“I’ve realized from being here, and just talking amongst my peers, the responsibility that comes with being white. It’s hard to address that issue anywhere, especially in a normal school setting with teachers who don’t really get the topic, or want anything to do with it. So it’s great that we can have discussions with people our own age, so that everyone can get a deep understanding of how detrimental racism is, and that we really need to stop with the thinking that puts any race superior to another.” asserted Celia Carina Von Berk, one of several non African – American students who attended Tyree Scott.
The school had a commencement of sorts this past Friday, as all of the students traveled to Seattle City Hall, using what they had learned
throughout the week,to present- in front of an audience of city officials that included Councilmember Nick Licata, City Attorney Pete Holmes, Deputy Mayor Hyeok Kim and Office of Civil Rights Director Patricia Lally- their proposals on how to remedy the quagmires associated with the city’s Education, Economic and Juvenile Justice systems- problems that had perplexed many local legislators for longer than the majority of the students had been alive.
After the presentations the students blended amongst the audience and broke into three separate groups to discuss how the submitted proposals could be implemented at the city level. A discussion that the Freedom School attendees found worthwhile. “You had all these different generations cooped up under one roof and actually talking and listening to each other. There was no complaining, just a lot of respect, whether you were a student or an older person. This was a beautiful experience.” said Rashaud Johnson.

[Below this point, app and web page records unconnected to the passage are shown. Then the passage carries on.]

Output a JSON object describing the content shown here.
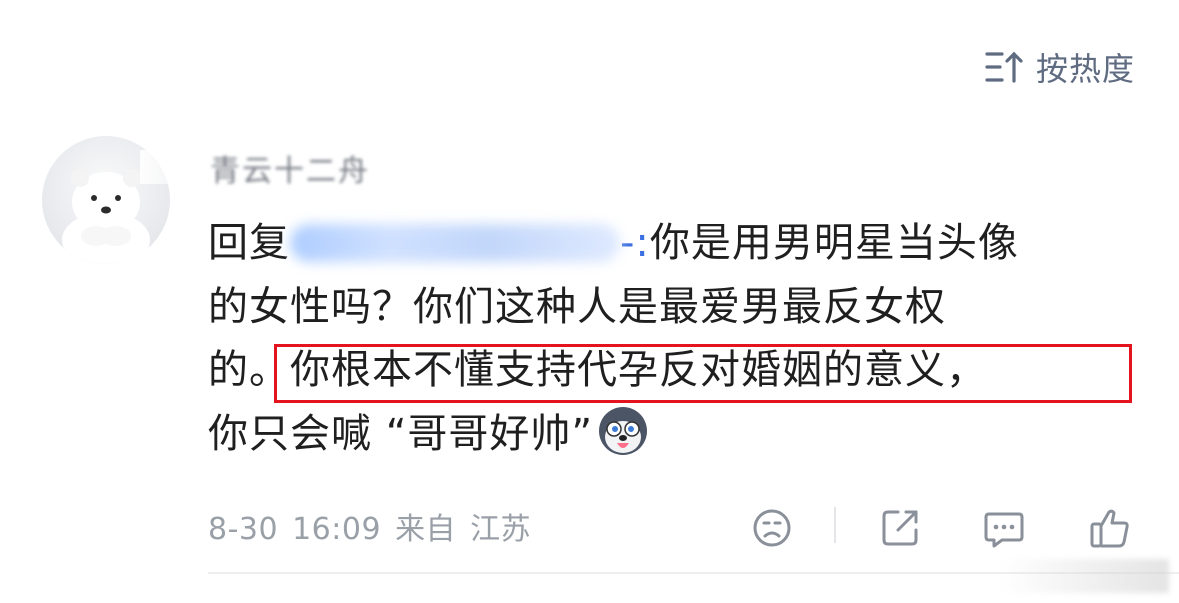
{
  "sort": {
    "label": "按热度"
  },
  "comment": {
    "username": "青云十二舟",
    "reply_prefix": "回复",
    "mention_tail": "-:",
    "line1_rest": "你是用男明星当头像",
    "line2": "的女性吗？你们这种人是最爱男最反女权",
    "line3_start": "的。",
    "line3_highlight": "你根本不懂支持代孕反对婚姻的意义，",
    "line4": "你只会喊 “哥哥好帅”"
  },
  "meta": {
    "date": "8-30",
    "time": "16:09",
    "location_prefix": "来自",
    "location": "江苏"
  },
  "icons": [
    "sort-icon",
    "avatar-polar-bear",
    "husky-emoji-icon",
    "dislike-icon",
    "share-icon",
    "reply-icon",
    "like-icon"
  ],
  "colors": {
    "accent_red": "#e3141e",
    "meta_gray": "#9aa0a8",
    "mention_blue": "#3c6fe0"
  }
}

Added Simone Evans another student at the Freedom School who had attended to improve her community organizing skills “I’m going to take the information I’ve learned here and go out and do something with it. I can’t wait to come back next year!”
Amplifying the Authentic Narratives of South Seattle